They drifted farther apart, and the old man constantly widened the breach between them. They had been married six years, and the baby girl was four years old, when Ben struck Edith a blow, one day, and told her to take her child and leave the house.

In less than an hour she had gone, no one knew whither.

“She’ll come back, more’s the pity,” the old man said. “‘Liz’beth, she started off to leave me once, but she concluded to come back and try it over again.”

But Edith did not come back. Months afterward they heard of her in a distant part of the State teaching school and supporting her child.

Ben applied for a divorce on the plea of desertion. Edith never appeared against him, and he obtained it.


One year from the time Edith left him, he married Abby Wilson. She had grown into a voluptuous though coarse maturity, and was dashing in dress and manner. Her father had recently died, leaving her a fine property. She had always coveted Ben, and did not delay the nuptials from any sense of delicacy, but rather hastened the hour which should make him legally her own.

The old man was highly pleased at the turn affairs had taken. After all these years Ben was united to the woman he had chosen for him so long ago, and now surely Ben would settle down, and take the care off his shoulders–shoulders which were beginning to feel the weight of years of labor. In truth, the old man was breaking down.

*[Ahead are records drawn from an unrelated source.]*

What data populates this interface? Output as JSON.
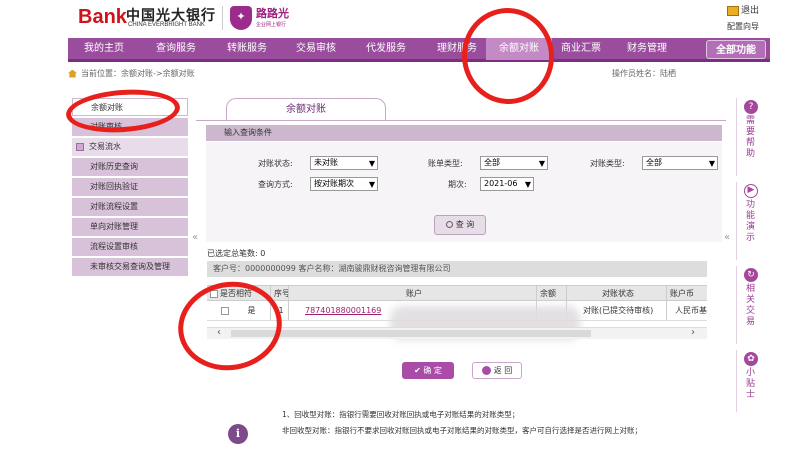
{
  "header": {
    "logo_mark": "Bank",
    "bank_name": "中国光大银行",
    "bank_name_en": "CHINA EVERBRIGHT BANK",
    "brand2_name": "路路光",
    "brand2_tagline": "企业网上银行",
    "exit_label": "退出",
    "guide_label": "配置向导"
  },
  "nav": {
    "items": [
      "我的主页",
      "查询服务",
      "转账服务",
      "交易审核",
      "代发服务",
      "理财服务",
      "余额对账",
      "商业汇票",
      "财务管理"
    ],
    "all_functions": "全部功能"
  },
  "breadcrumb": {
    "text": "当前位置：余额对账->余额对账",
    "operator": "操作员姓名：陆栖"
  },
  "sidebar": {
    "items": [
      {
        "label": "余额对账",
        "kind": "active"
      },
      {
        "label": "对账审核",
        "kind": "normal"
      },
      {
        "label": "交易流水",
        "kind": "section"
      },
      {
        "label": "对账历史查询",
        "kind": "normal"
      },
      {
        "label": "对账回执验证",
        "kind": "normal"
      },
      {
        "label": "对账流程设置",
        "kind": "normal"
      },
      {
        "label": "单向对账管理",
        "kind": "normal"
      },
      {
        "label": "流程设置审核",
        "kind": "normal"
      },
      {
        "label": "未审核交易查询及管理",
        "kind": "normal"
      }
    ]
  },
  "main": {
    "tab": "余额对账",
    "section_title": "输入查询条件",
    "form": {
      "status_label": "对账状态:",
      "status_value": "未对账",
      "bill_type_label": "账单类型:",
      "bill_type_value": "全部",
      "recon_type_label": "对账类型:",
      "recon_type_value": "全部",
      "query_mode_label": "查询方式:",
      "query_mode_value": "按对账期次",
      "period_label": "期次:",
      "period_value": "2021-06"
    },
    "query_button": "查 询",
    "selected_label": "已选定总笔数:",
    "selected_count": "0",
    "account_info": "客户号：0000000099    客户名称：湖南骏鼎财税咨询管理有限公司",
    "table": {
      "headers": [
        "是否相符",
        "序号",
        "账户",
        "余额",
        "对账状态",
        "账户币"
      ],
      "rows": [
        {
          "match": "是",
          "index": "1",
          "account": "787401880001169",
          "balance": "",
          "status": "对账(已提交待审核)",
          "currency": "人民币基"
        }
      ]
    },
    "ok_button": "确 定",
    "back_button": "返 回",
    "notes": [
      "1、回收型对账：指银行需要回收对账回执或电子对账结果的对账类型；",
      "非回收型对账：指银行不要求回收对账回执或电子对账结果的对账类型，客户可自行选择是否进行网上对账；"
    ]
  },
  "right_panel": {
    "items": [
      {
        "icon": "?",
        "label": "需要帮助"
      },
      {
        "icon": "▶",
        "label": "功能演示"
      },
      {
        "icon": "↻",
        "label": "相关交易"
      },
      {
        "icon": "✿",
        "label": "小贴士"
      }
    ]
  },
  "colors": {
    "nav_bg": "#9a4d9d",
    "nav_active": "#c48ac6",
    "annotation_red": "#e8201c",
    "brand_red": "#d0121b"
  }
}
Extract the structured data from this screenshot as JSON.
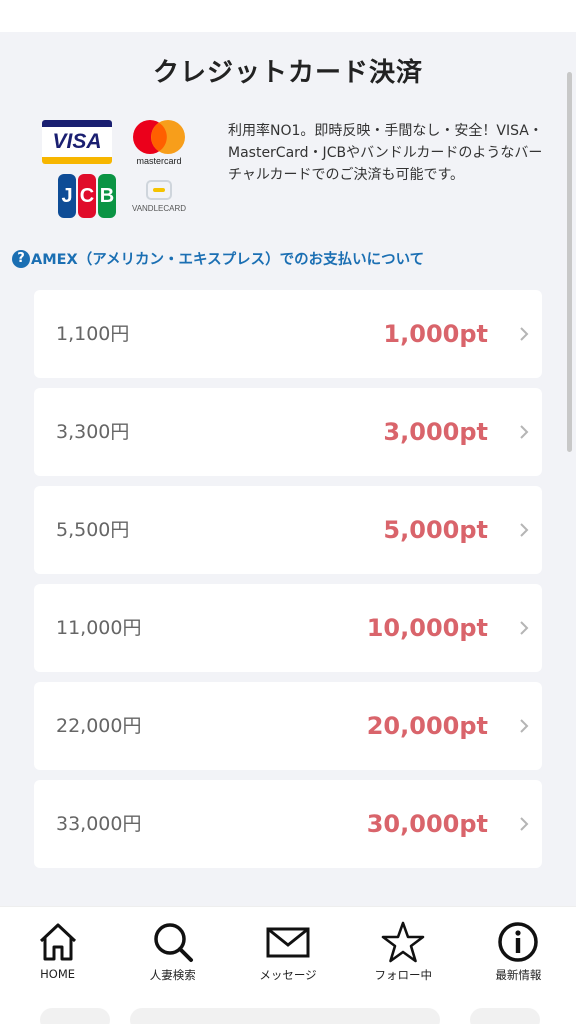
{
  "page": {
    "title": "クレジットカード決済",
    "description": "利用率NO1。即時反映・手間なし・安全！VISA・MasterCard・JCBやバンドルカードのようなバーチャルカードでのご決済も可能です。",
    "amex_link": "AMEX（アメリカン・エキスプレス）でのお支払いについて"
  },
  "logos": {
    "visa": "VISA",
    "mastercard": "mastercard",
    "jcb": [
      "J",
      "C",
      "B"
    ],
    "vandle": "VANDLECARD"
  },
  "plans": [
    {
      "price": "1,100円",
      "points": "1,000pt"
    },
    {
      "price": "3,300円",
      "points": "3,000pt"
    },
    {
      "price": "5,500円",
      "points": "5,000pt"
    },
    {
      "price": "11,000円",
      "points": "10,000pt"
    },
    {
      "price": "22,000円",
      "points": "20,000pt"
    },
    {
      "price": "33,000円",
      "points": "30,000pt"
    }
  ],
  "nav": [
    {
      "label": "HOME",
      "icon": "home-icon"
    },
    {
      "label": "人妻検索",
      "icon": "search-icon"
    },
    {
      "label": "メッセージ",
      "icon": "mail-icon"
    },
    {
      "label": "フォロー中",
      "icon": "star-icon"
    },
    {
      "label": "最新情報",
      "icon": "info-icon"
    }
  ],
  "colors": {
    "points": "#d9646b",
    "link": "#1b6fb3",
    "background": "#f2f3f7"
  }
}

He fell ill of a low fever soon after Ben’s second marriage, and when he rose from his bed he seemed to have grown ten years older. He was more childish in his fault-finding, and more irritable than ever before, and this new wife of Ben’s had little patience with him. She was not at all like Edith. She bullied him, and frightened him into silence when he began to find fault with her extravagances. For she was extravagant–there was no denying that. She cared only for show and outward appearance. She neglected her home duties, and often left the old man to prepare his own food, while she and Ben dashed over the country, or through the neighboring villages, behind the blooded span she had insisted upon his purchasing soon after their marriage.